Throughout the records below, find the lines with the string "Phone" and give how many there are, nothing else.

══ DATA UNDER STUDY

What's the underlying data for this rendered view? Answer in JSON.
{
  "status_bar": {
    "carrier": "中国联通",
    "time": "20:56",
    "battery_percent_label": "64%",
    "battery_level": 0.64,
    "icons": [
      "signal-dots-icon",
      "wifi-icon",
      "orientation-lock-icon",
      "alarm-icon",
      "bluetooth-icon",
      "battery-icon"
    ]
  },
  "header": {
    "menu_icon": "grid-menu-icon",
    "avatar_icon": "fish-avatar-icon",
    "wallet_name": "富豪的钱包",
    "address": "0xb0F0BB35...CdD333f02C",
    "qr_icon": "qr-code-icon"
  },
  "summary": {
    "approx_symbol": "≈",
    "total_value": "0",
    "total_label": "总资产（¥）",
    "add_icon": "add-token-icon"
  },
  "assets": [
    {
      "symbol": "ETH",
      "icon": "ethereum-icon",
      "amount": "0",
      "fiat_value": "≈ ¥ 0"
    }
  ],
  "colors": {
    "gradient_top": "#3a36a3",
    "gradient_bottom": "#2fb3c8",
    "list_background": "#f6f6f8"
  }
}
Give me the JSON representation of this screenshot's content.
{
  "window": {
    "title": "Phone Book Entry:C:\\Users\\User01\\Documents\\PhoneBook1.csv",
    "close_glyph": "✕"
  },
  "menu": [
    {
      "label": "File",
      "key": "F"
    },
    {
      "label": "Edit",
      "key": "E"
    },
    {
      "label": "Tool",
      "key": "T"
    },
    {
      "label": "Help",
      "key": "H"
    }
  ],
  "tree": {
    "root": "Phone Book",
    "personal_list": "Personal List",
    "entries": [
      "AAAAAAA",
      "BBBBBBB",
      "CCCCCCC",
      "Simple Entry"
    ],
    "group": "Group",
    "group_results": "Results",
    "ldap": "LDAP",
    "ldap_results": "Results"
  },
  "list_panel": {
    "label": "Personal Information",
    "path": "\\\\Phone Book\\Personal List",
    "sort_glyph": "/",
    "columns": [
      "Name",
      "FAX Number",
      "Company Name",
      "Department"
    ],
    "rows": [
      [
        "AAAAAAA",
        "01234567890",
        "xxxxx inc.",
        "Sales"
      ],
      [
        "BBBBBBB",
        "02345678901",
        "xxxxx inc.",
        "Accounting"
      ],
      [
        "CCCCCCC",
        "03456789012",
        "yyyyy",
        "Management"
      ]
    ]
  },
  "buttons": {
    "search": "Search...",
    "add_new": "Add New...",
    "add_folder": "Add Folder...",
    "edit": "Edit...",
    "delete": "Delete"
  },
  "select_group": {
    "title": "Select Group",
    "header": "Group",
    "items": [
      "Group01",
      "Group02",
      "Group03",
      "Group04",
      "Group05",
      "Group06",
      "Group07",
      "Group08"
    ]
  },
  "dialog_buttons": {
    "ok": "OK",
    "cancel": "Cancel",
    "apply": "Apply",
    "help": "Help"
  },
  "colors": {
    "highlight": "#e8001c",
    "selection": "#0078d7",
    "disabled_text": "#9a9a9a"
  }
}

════

* TASK ANSWER
3